			int c;
			while ((c = in.read()) != -1) {
				System.out.write(c);
			}

			out.close();
			in.close();
			socket.close();
		}catch (IOException e) {
			System.err.println(e);
		}
	}
}

You can compile & run it:

$ javac HTTPSClient.java
$ java HTTPSClient login.yahoo.com

But wait, if HTTPS server give you certificate which is signed by “unknown” Certificate Authority ( I mean not signed by approved CA like Thawte, Verisign) then you will get this error

javax.net.ssl.SSLHandshakeException: sun.security.validator.ValidatorException: PKIX path building failed: sun.security.provider.certpath.SunCertPathBuilderException: unable to find valid certification path to requested target

or something like it

javax.net.ssl.SSLHandshakeException: sun.security.validator.ValidatorException: No trusted certificate found

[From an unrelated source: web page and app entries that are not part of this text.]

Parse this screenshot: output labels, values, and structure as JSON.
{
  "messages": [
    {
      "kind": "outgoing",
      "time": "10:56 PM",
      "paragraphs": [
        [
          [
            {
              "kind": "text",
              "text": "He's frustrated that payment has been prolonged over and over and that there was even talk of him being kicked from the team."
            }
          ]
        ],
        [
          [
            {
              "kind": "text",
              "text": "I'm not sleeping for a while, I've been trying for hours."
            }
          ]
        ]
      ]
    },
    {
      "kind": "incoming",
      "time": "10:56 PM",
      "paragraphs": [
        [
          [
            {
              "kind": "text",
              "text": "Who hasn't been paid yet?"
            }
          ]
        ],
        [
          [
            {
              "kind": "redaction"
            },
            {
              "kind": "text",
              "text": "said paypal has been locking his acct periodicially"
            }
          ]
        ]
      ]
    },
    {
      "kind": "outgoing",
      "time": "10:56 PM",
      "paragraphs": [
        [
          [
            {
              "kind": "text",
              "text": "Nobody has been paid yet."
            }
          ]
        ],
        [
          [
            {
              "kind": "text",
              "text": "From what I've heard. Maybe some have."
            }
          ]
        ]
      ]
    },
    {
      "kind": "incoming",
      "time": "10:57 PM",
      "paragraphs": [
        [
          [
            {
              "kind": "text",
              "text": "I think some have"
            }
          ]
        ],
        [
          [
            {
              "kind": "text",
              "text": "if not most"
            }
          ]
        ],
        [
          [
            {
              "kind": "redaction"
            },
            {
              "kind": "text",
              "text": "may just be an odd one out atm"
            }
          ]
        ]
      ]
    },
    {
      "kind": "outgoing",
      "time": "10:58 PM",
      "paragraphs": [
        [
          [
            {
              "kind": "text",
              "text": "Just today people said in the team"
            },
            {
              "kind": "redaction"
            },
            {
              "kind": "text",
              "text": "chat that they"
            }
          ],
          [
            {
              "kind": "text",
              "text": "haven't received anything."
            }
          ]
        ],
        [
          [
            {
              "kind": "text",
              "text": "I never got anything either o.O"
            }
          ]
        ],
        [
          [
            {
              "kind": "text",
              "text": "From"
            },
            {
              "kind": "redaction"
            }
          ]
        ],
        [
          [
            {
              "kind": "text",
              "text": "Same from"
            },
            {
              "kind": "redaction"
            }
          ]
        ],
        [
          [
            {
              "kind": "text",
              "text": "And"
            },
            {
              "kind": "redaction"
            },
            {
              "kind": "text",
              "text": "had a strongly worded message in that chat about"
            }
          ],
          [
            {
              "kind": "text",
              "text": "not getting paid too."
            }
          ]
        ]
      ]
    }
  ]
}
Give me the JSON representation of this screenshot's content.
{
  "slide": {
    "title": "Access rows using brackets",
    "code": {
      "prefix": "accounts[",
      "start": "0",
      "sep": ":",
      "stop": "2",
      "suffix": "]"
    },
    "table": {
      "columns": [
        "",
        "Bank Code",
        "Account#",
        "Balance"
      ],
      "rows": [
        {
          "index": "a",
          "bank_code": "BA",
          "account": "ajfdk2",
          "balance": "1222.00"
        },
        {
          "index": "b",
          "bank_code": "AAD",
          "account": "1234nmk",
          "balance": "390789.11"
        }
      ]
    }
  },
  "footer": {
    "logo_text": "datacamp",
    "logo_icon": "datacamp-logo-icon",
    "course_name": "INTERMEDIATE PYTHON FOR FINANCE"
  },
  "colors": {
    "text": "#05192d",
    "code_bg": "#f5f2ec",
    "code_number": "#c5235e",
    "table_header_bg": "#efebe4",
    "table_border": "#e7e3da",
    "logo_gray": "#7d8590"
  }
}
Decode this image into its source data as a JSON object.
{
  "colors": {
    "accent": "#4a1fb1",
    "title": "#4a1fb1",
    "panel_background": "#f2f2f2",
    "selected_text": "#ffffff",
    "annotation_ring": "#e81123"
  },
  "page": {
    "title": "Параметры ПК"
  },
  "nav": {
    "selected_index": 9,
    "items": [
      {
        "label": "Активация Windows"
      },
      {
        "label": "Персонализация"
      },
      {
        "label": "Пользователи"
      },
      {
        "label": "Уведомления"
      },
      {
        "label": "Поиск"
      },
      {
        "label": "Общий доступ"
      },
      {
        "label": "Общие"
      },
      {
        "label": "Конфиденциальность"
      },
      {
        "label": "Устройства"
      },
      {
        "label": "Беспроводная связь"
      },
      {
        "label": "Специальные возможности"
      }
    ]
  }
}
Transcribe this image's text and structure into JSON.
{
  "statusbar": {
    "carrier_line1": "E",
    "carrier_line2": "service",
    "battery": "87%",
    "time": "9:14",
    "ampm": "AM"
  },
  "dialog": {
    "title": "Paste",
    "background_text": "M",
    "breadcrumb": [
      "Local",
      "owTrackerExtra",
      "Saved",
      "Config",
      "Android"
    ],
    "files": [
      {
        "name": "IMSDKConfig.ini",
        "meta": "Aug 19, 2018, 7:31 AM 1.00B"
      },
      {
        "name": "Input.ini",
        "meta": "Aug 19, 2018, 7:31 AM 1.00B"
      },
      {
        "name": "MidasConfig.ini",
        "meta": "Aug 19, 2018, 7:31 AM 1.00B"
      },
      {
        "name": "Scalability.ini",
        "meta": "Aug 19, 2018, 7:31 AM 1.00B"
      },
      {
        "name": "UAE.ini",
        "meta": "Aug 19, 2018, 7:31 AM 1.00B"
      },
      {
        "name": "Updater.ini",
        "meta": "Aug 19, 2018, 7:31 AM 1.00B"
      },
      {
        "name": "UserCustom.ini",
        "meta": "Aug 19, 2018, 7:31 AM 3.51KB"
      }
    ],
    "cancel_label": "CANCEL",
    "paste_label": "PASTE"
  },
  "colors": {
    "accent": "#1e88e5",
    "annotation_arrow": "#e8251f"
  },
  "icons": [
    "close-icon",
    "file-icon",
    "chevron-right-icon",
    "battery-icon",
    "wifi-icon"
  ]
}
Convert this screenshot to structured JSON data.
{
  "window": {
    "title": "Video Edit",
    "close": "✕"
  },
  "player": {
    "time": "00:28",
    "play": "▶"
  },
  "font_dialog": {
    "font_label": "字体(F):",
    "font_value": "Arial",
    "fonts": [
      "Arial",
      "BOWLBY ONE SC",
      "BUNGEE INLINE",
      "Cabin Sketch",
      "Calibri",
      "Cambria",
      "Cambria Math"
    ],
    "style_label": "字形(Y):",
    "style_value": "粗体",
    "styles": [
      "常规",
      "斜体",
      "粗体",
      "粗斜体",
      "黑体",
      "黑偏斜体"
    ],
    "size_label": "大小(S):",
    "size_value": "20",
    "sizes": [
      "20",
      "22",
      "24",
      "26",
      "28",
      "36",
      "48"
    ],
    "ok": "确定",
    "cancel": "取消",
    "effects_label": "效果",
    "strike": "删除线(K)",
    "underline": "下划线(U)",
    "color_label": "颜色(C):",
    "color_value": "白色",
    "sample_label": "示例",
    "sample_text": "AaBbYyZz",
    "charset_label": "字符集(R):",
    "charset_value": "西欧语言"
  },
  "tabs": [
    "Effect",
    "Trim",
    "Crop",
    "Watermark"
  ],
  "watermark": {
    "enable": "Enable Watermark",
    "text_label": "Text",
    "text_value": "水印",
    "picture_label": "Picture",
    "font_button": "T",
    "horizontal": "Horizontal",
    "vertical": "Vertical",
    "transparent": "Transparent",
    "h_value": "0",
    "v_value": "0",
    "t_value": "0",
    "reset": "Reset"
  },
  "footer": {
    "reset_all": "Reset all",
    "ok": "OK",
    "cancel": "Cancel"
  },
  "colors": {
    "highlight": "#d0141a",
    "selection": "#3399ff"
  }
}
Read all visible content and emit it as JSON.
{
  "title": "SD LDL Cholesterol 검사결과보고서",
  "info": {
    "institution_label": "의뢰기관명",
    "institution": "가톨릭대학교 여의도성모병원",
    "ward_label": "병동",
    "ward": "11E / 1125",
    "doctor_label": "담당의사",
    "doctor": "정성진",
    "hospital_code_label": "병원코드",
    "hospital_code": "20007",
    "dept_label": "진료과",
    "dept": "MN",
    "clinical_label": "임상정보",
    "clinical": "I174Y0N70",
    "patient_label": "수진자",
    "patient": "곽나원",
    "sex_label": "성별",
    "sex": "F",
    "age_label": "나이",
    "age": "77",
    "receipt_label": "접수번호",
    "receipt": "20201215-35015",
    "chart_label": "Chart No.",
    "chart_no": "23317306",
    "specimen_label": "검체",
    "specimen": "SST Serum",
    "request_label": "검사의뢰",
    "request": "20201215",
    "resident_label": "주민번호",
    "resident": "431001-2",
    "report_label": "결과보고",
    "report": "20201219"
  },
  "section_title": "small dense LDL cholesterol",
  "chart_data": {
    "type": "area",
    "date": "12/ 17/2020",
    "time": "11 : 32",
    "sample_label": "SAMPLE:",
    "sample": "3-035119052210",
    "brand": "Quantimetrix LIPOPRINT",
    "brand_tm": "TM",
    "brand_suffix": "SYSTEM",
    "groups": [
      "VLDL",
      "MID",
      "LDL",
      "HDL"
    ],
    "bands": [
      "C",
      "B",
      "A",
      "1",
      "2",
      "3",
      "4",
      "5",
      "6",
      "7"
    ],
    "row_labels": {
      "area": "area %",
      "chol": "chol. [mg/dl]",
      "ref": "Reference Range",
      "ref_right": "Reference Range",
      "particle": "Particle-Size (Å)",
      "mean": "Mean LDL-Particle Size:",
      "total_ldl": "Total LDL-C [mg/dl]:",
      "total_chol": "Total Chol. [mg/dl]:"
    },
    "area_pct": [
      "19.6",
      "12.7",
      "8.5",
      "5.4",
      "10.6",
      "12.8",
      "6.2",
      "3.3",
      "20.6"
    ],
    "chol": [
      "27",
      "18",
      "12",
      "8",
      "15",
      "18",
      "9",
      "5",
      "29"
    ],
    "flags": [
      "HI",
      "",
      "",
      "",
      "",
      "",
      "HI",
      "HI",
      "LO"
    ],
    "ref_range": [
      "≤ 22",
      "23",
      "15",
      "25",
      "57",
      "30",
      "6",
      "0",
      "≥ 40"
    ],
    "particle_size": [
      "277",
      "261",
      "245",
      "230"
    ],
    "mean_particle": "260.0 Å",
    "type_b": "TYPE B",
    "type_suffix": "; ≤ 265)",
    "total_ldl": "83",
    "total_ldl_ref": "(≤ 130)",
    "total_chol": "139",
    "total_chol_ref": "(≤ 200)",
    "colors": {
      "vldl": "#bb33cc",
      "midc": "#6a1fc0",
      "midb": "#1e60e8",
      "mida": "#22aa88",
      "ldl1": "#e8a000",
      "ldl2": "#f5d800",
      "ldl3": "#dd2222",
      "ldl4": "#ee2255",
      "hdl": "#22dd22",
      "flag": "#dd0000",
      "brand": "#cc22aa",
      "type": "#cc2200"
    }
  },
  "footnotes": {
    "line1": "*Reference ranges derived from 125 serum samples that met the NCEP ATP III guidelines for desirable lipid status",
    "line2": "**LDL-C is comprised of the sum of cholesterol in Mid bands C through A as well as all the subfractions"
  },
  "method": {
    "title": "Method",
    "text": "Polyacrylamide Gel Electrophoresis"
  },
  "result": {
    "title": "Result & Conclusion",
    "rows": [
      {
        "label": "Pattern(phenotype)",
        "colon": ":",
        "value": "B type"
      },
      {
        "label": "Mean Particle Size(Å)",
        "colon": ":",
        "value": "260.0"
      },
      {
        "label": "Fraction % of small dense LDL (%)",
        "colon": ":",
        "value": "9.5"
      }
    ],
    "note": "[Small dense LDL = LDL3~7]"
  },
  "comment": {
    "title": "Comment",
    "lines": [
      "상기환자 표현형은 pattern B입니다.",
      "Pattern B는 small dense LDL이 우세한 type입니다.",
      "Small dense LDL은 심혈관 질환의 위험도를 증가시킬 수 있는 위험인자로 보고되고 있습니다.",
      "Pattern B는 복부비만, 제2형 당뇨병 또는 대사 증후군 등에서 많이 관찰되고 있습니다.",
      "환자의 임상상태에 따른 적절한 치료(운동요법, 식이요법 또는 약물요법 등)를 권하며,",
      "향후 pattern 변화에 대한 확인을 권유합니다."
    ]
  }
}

However, I found the fast solutions (I forget where was it, but I started from Google)
so all certificates (signed and unsigned) become accepted and the exception disappears.
Of course this is not recommended for a production system but quite useful for testing :).

import java.net.*;
import java.io.*;
import java.security.*;
import javax.net.ssl.*;

public class HTTPSClient {
	public static void main(String[] args) {
		if (args.length == 0) {
		   System.out.println("Usage: java HTTPSClient host");
		   return;
		}

		int port = 443; // default https port
		String host = args[0];

		
		TrustManager[] trustAll = new javax.net.ssl.TrustManager[]{
		  new javax.net.ssl.X509TrustManager(){
			  public java.security.cert.X509Certificate[] getAcceptedIssuers(){
				return null;
			  }
			  public void checkClientTrusted(java.security.cert.X509Certificate[] certs,String authType){}
			  public void checkServerTrusted(java.security.cert.X509Certificate[] certs,String authType){}
		  }
		};
		
		try {
		
			javax.net.ssl.SSLContext sc = javax.net.ssl.SSLContext.getInstance("SSL");
			sc.init(null, trustAll, new java.security.SecureRandom());
		
			Security.addProvider(new com.sun.net.ssl.internal.ssl.Provider());
			SSLSocketFactory factory = (SSLSocketFactory) sc.getSocketFactory();
			SSLSocket socket = (SSLSocket) factory.createSocket(host, port);

			Writer out = new OutputStreamWriter(socket.getOutputStream());
			out.write("GET / HTTP/1.0\\r\\n");
			out.write("\\r\\n");
			out.flush();

			// read response
			BufferedReader in = new BufferedReader(
			new InputStreamReader(socket.getInputStream()));
			int c;
			while ((c = in.read()) != -1) {
				System.out.write(c);
			}
			out.close();
			in.close();
			socket.close();
		}catch (Exception e) {
			System.err.println(e);
		}
	}
}

Written by adywicaksono

July 15, 2007 at 4:20 pm